https://help.ubuntu.com/community/Grub2

However, to summarize some of the things you can learn from it:

(1) The Grub 2 configuration scripts are stored in /etc/grub.d/ .
(2) These files are interpreted, and then the result is concatenated together to form the effective grub configuration file, which will be written to /boot/grub/grub.cfg .
(3) The command 'update-grub' is used in Ubuntu to apply changes made to the config scripts, rebuilding /boot/grub/grub.cfg in the process.
(4) When you run 'update-grub', that script will typically find any new operating systems for you. Though in the rare case it doesn't, it's possible to add them manually.

Configuring grub may seem scary at first, but it's reasonably straightforward once you've read (and understood) the docs.

It may help to see what a final Grub 2 configuration looks like. This is mine, simplied a bit:



set menu_color_normal=yellow/black
set menu_color_highlight=red/black

menuentry "Xubuntu Core" --class ubuntu --class gnu-linux
{
insmod ext2
set root='(hd0,2)'
linux /boot/vmlinuz-2.6.35.5-ouga root=/dev/sda2 ro quiet
}

menuentry "Xubuntu Development" --class ubuntu --class gnu-linux
{
insmod ext2
set root='(hd0,5)'
linux /boot/vmlinuz-2.6.35.5-ouga root=/dev/sda5 ro quiet
}


menuentry "Windows 7"
{
insmod ntfs
set root='(hd0,1)'
chainloader +1
}
Note that I left out the initialization segment which loads certain modules and fonts, sets the graphics mode, and some other options. All of that is typically generated for you automatically with 'update-grub', using the settings in /etc/default/grub (and a few other source locations).

In case it's not clear, my setup above has one Xubuntu installation on /dev/sda2 , another on /dev/sda5 , and Windows 7 on /dev/sda1 . Each system's root (hdX,Y) entries need to match the actual partition layout of that system.
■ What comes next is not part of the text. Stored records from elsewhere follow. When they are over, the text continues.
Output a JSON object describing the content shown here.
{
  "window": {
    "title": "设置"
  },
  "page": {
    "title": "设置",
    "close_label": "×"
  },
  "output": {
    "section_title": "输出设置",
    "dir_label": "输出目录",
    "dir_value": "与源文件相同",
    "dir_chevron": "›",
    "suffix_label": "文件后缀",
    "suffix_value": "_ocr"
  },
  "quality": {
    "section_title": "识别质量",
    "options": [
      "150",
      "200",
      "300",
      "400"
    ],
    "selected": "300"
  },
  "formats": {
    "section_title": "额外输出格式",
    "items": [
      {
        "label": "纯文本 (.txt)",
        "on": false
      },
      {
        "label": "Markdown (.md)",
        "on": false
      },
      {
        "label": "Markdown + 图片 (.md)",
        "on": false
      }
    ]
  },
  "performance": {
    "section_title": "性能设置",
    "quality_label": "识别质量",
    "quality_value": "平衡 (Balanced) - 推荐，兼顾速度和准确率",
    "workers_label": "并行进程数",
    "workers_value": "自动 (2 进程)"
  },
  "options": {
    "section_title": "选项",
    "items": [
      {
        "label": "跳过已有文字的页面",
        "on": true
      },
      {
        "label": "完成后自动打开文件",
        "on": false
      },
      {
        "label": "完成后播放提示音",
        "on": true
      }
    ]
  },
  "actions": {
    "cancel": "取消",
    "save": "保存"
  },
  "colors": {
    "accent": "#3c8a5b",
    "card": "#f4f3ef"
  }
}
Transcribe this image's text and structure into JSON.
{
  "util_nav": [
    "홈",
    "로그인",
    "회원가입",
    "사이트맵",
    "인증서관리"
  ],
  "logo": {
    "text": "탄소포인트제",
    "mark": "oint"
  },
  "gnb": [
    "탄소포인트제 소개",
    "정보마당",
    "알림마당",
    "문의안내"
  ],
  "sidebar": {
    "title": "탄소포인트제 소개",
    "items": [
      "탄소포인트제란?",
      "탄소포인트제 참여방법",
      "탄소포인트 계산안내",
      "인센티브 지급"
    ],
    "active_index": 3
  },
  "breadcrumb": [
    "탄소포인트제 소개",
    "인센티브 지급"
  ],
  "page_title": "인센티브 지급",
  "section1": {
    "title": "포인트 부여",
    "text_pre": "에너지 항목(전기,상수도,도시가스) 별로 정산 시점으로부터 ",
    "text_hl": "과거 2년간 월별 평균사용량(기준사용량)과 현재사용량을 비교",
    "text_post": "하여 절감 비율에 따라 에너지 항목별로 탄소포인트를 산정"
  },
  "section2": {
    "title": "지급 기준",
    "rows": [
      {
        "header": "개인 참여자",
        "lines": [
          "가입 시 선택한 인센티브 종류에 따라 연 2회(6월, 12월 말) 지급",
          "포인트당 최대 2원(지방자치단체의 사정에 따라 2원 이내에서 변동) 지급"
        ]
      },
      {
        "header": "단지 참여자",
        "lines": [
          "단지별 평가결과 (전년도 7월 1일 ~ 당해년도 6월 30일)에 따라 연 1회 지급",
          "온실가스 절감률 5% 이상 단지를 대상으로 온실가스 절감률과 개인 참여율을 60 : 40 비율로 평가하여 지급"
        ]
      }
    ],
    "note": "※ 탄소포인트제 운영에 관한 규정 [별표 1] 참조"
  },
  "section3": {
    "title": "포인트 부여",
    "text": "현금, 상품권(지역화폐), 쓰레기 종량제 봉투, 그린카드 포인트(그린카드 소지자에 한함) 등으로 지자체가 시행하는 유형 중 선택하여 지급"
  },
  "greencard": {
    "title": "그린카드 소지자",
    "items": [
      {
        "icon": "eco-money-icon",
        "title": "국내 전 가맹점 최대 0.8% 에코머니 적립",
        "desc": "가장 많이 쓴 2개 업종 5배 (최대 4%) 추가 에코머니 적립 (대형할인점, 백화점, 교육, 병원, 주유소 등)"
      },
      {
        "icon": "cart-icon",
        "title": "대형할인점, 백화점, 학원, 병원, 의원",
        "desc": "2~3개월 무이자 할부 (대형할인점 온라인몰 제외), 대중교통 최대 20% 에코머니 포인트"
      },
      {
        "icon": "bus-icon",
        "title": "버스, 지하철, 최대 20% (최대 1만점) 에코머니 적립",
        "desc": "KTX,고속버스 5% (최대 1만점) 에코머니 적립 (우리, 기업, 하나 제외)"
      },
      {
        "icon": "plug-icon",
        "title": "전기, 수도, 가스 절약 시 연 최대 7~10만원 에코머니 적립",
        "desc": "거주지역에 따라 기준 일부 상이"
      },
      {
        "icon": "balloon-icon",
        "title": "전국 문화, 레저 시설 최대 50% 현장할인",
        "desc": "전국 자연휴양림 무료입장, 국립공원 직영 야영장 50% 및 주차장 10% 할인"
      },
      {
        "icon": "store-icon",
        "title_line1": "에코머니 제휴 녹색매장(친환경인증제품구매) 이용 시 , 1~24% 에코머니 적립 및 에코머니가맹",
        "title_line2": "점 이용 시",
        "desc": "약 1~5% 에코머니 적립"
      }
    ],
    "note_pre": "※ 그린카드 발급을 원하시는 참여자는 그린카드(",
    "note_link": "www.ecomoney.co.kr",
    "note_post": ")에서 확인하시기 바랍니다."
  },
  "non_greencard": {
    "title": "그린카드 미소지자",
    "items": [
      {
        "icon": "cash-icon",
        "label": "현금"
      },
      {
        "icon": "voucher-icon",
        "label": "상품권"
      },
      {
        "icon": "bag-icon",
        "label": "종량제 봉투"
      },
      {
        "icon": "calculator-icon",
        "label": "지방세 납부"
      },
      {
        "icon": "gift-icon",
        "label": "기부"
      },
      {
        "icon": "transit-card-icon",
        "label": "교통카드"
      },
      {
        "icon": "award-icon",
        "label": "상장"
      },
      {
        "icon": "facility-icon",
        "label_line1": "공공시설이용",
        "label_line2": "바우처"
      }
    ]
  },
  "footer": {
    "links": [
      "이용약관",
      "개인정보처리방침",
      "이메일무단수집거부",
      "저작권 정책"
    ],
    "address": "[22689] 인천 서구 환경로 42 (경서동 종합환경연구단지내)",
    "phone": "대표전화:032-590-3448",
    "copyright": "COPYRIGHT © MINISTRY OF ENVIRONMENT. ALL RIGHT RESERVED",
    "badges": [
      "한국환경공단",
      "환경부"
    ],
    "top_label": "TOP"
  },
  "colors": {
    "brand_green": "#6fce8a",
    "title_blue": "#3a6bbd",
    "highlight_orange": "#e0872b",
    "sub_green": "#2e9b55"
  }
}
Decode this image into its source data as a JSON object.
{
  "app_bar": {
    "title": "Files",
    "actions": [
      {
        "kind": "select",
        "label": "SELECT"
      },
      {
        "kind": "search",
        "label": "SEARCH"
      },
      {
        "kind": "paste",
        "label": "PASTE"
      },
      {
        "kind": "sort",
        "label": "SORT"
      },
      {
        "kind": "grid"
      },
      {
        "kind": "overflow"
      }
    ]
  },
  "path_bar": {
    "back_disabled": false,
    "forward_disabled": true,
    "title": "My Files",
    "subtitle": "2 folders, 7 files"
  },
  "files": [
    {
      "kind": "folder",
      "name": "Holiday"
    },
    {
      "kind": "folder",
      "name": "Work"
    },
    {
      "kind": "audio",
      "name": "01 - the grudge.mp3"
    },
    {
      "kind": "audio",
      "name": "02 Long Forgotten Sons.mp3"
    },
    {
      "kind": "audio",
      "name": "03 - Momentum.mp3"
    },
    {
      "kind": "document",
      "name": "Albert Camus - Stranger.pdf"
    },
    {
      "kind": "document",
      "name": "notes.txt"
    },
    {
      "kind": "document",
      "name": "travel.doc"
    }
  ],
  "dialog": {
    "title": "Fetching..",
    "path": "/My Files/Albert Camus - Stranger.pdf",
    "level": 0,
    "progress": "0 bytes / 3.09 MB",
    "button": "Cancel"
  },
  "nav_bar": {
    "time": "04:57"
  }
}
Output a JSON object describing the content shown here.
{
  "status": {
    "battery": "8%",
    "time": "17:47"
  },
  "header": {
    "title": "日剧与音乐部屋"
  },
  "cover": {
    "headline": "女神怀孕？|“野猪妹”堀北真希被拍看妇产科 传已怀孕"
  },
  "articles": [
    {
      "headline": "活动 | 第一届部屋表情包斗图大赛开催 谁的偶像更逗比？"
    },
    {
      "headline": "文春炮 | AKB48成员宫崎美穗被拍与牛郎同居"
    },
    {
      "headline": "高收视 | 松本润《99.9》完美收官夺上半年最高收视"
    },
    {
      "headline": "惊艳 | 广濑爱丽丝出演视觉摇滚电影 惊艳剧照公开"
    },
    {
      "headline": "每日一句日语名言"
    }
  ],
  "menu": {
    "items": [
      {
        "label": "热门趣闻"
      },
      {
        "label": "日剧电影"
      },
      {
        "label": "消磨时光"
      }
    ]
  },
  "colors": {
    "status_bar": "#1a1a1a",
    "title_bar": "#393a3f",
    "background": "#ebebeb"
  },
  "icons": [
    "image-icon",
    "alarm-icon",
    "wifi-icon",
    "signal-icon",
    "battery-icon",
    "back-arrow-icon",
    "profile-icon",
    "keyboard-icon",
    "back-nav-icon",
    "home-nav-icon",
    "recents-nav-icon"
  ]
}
As I mentioned, typically the update-grub script figures out what is what automatically.

XsheepX
March 13th, 2011, 03:14 AM
Open your BIOS by pressing F12 (or whatever button it may be, depending on your computer) and change the boot sequence to boot your other hard drive first, or simply select to boot from that hard drive for that time only.

oldfred
March 13th, 2011, 04:13 AM
Because you have two drives and they are SATA you can have two MBR's one with windows and one with Ubuntu's grub.

I think to repair windows you have to set the windows drive as the boot drive before repair or it may install its boot loader on the sda Ubuntu drive. The way to be sure is to physically disconnect Ubuntu and repair windows.

Once windows is repaired the osprober will find it.


sudo update-grub

XsheepX
March 13th, 2011, 04:32 AM
Because you have two drives and they are SATA you can have two MBR's one with windows and one with Ubuntu's grub.

I think to repair windows you have to set the windows drive as the boot drive before repair or it may install its boot loader on the sda Ubuntu drive. The way to be sure is to physically disconnect Ubuntu and repair windows.

Once windows is repaired the osprober will find it.


sudo update-grub
Yes, exactly. OP, try booting from the other HDD in the BIOS first, and see if it will boot Windoze. If not, try this.

colt247365
March 13th, 2011, 02:19 PM
.

In order to get the effect you want, you need to configure grub to chainload the Windows 7 bootloader. If you're booting automatically into Ubuntu, you have grub installed on the active MBR. It's merely that the grub menu is being hidden by default. This is configurable (and I would recommend changing it).

Hey, you got my GRUB Loader back, thanks! I still boot into Ubuntu fine, but underneath Windows it says

BOOTMGR is missing
Press Ctrl+Alt+Del to restart
_

Do you think if I repair Windows from the disk it should work? EDIT: No dice. FYI I have Windows on my second hard drive as my only partition, so I put

menuentry "Windows 7"
{
insmod ntfs
set root='(hd1,1)'
chainloader +1
}

oldfred
March 13th, 2011, 03:45 PM
If you have not run the windows repairs, it will continue to say bootmgr missing. Typical boot/recovery hidden windows partition has these two files that are missing. Repairs will add them back.

/bootmgr /Boot/BCD

You can run boot script to see if they are in your windows partition. If not you need the repairs. Post #11.